Having to repeat the course was for me not an option.  The night I happened to perform this task was cold, just at freezing, raining in a light drizzle that was sufficient to turn the course to mud. Small puddles formed that were in some cases partially frozen.  Even though it took about only ninety minutes to slog through the course, under these conditions it was more than a bit uncomfortable.  But I played by the rules, got through without a repeat start, and dutifully submitted to my captors.
 
Immediately upon being captured I was brought into a holding cell and ordered to strip naked.  Still soaking wet and not offered any warm, fuzzy towels, I was intimately examined by a hundred—pound, un—muzzled German Shepard sniffing at my genitals, while I stood at attention in a three—foot square concrete cubicle open on one side only.  I could not see any of the other prisoners.  I felt more than humiliated.  I was wondering if I was ever going to have a family of my own.  Luckily, the beast seemed to have no appetite.
 
After a period of time, I cannot say how long, I was lead away, still naked, for interrogation. Taken to a darkened room, I was positioned facing a menacing—looking figure who was very dimly lit from behind so that I could not see a face, and placed in what's termed a 'stress' position.   This consisted of sitting on one's buttocks with one's feet as close by one's sides as possible and with arms outstretched horizontal to the ground. While I'm so positioned the interrogation takes place.  Even with this being a simulation, it was more than a bit uncomfortable, humiliating and intimidating.
 
Fortunately or unfortunately, depending on one's sexual preferences, I didn't have an opportunity to engage in the group activities so splendidly portrayed in some of the Abu Ghraib photos.  Of course, things may have changed in the nearly forty years since I went through the program.  But much of what is shown in the Abu Ghraib photos is not any worse than the treatment I was subjected to.  Also, with there now being female combat pilots in the Navy and Air Force, I don't know if the naked bits are still part of the program.  That would certainly add something extra.
 
 I do realize that I had the psychological advantage of being in friendly hands and not being fearful of serious harm.  But, if someone had possessed a camera to record those goings—on, it would have appeared not much better than the Abu Ghraib hazing.  And besides, I didn't have a hood on, so I would have had the additional pleasure of being publicly identifiable to friend and foe alike.  Any torture, murder or rape of Iraqi prisoners would, of course, be altogether separate and far more serious issues.  But those incidents at Abu Ghraib that did not involve physical harm are not, by any stretch of the imagination, what Tim Russert called "atrocities."
 
So I have some difficulty understanding all the shock, indignation and apologies gratuitously offered by Administration officials including the President.  Maybe Bush, being in the Guard, didn't have to go through survival school.  But Colin Powell, Donald Rumsfeld, and John McCain should have a broader perspective on the Abu Ghraib issue.  To me, it was a case of group stupidity.  And if these things were done with any sort of official sanction for the purpose of softening up the prisoners for interrogation, they were done in an absolutely undisciplined and unprofessional manner. And the pictures?  It's like posing for the camera as you rob a bank.  The shot of Chevy Chase taken by the bank cam in the movie 'It Seems Like Old Times' pops into my head.
 
All the mea culpas, especially those voiced by Bush to the Arabs, were overwrought and, in the long run, irrelevant.  The Abu Ghraib follies took place during and prior to October of 2003.  At the beginning of January this year the Pentagon publicly announced that the allegations of abuse were being formally investigated.  Prior to the point when the media frenzy took over, even the International Committee of the Red Cross was fairly pleased with the cooperation they were receiving from the U.S. military in Iraq.  The pictures get published, the sky falls, the Earth opens up, the deluge inundates, and all is lost. 
 
Indeed.

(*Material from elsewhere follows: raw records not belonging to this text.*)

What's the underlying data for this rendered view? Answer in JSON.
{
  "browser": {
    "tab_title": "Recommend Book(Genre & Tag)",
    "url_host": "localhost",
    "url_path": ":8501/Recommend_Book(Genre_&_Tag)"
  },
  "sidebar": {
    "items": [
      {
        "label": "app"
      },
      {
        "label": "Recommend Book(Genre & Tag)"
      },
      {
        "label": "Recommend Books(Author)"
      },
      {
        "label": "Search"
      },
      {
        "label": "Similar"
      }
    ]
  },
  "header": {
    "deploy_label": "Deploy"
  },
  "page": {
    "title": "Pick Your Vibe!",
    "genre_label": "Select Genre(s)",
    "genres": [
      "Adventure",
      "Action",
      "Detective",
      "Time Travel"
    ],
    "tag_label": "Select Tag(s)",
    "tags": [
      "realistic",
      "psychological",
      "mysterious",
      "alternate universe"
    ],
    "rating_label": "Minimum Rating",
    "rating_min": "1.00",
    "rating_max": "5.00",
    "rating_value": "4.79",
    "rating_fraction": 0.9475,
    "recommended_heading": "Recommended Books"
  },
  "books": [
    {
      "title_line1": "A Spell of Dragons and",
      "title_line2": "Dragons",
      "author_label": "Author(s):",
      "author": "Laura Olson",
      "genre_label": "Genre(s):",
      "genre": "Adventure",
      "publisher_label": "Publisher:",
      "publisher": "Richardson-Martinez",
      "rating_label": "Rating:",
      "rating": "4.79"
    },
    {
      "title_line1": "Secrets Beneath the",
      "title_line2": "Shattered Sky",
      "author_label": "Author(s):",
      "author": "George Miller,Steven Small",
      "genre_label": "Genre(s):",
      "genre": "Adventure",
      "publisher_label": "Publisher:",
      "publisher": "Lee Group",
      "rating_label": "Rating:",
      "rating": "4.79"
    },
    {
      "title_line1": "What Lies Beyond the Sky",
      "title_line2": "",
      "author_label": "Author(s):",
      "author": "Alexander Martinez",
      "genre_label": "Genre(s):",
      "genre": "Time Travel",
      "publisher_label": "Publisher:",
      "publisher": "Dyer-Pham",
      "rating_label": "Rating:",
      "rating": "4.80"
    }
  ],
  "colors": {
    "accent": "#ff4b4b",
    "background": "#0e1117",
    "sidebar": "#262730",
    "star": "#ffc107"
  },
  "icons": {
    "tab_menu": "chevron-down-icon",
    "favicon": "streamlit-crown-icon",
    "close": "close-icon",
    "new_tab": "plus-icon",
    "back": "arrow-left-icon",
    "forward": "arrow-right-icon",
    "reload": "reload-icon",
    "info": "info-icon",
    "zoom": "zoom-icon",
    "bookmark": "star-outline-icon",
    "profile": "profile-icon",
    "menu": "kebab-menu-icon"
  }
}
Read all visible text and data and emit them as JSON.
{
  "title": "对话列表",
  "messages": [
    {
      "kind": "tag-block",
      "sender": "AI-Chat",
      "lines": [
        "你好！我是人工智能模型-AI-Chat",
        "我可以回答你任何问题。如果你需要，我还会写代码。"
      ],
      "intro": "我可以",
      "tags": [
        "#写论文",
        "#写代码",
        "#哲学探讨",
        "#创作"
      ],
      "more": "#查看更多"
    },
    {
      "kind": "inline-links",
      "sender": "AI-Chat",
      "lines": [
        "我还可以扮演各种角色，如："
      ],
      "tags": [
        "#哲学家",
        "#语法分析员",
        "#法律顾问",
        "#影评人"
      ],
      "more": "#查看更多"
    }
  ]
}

Dennis Sevakis is a former Air Force captain and fighter pilot.

[hat tip to reader Marc Young for reminding us that Decretary Rumsfeld served as a Naval aviator, and in the Navy Reserve.]